Strip out the pictures and output each remaining line of the data word for word.

(Data about app and page elements)
"""

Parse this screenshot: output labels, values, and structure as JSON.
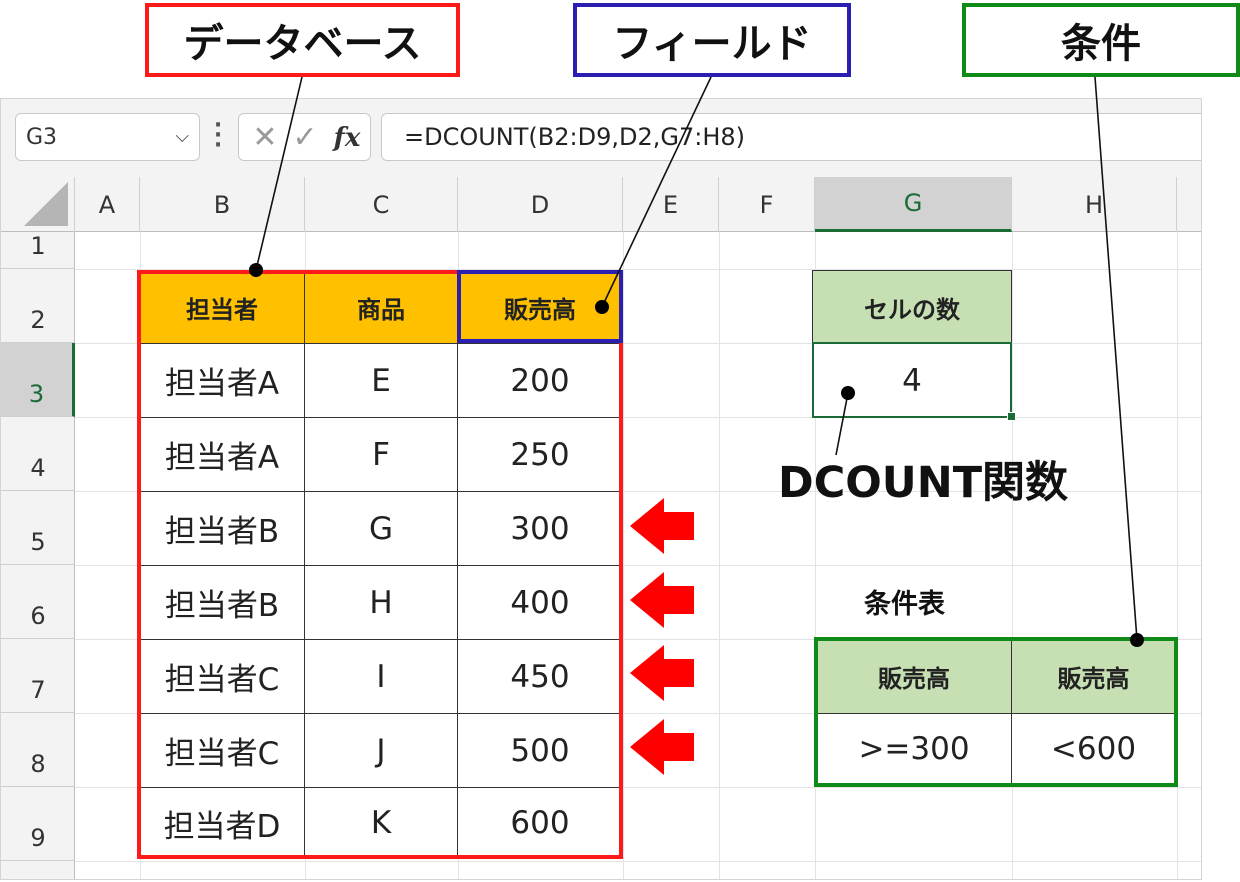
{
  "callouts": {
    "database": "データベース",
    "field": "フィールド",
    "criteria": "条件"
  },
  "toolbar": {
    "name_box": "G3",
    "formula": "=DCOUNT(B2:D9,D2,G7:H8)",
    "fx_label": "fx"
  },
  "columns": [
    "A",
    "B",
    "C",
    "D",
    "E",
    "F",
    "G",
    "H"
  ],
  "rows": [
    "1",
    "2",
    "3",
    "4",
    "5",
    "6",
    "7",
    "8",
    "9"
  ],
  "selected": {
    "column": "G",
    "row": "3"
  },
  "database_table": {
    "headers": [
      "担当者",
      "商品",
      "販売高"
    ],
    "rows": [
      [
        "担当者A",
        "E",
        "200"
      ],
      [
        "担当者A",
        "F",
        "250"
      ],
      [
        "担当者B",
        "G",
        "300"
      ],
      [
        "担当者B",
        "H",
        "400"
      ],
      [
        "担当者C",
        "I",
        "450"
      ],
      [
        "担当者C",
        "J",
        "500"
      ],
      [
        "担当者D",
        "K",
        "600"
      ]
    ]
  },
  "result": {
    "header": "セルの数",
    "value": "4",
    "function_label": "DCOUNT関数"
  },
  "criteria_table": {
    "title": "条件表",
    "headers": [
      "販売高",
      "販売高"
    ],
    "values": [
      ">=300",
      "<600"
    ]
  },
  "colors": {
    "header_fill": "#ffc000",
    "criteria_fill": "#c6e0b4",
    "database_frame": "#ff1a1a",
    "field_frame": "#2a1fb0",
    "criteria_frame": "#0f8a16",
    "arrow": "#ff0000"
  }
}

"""

• [RESULT FOR THIS TASK]:
Parse this screenshot: output labels, values, and structure as JSON.
{
  "callouts": {
    "database": "データベース",
    "field": "フィールド",
    "criteria": "条件"
  },
  "toolbar": {
    "name_box": "G3",
    "formula": "=DCOUNT(B2:D9,D2,G7:H8)",
    "fx_label": "fx"
  },
  "columns": [
    "A",
    "B",
    "C",
    "D",
    "E",
    "F",
    "G",
    "H"
  ],
  "rows": [
    "1",
    "2",
    "3",
    "4",
    "5",
    "6",
    "7",
    "8",
    "9"
  ],
  "selected": {
    "column": "G",
    "row": "3"
  },
  "database_table": {
    "headers": [
      "担当者",
      "商品",
      "販売高"
    ],
    "rows": [
      [
        "担当者A",
        "E",
        "200"
      ],
      [
        "担当者A",
        "F",
        "250"
      ],
      [
        "担当者B",
        "G",
        "300"
      ],
      [
        "担当者B",
        "H",
        "400"
      ],
      [
        "担当者C",
        "I",
        "450"
      ],
      [
        "担当者C",
        "J",
        "500"
      ],
      [
        "担当者D",
        "K",
        "600"
      ]
    ]
  },
  "result": {
    "header": "セルの数",
    "value": "4",
    "function_label": "DCOUNT関数"
  },
  "criteria_table": {
    "title": "条件表",
    "headers": [
      "販売高",
      "販売高"
    ],
    "values": [
      ">=300",
      "<600"
    ]
  },
  "colors": {
    "header_fill": "#ffc000",
    "criteria_fill": "#c6e0b4",
    "database_frame": "#ff1a1a",
    "field_frame": "#2a1fb0",
    "criteria_frame": "#0f8a16",
    "arrow": "#ff0000"
  }
}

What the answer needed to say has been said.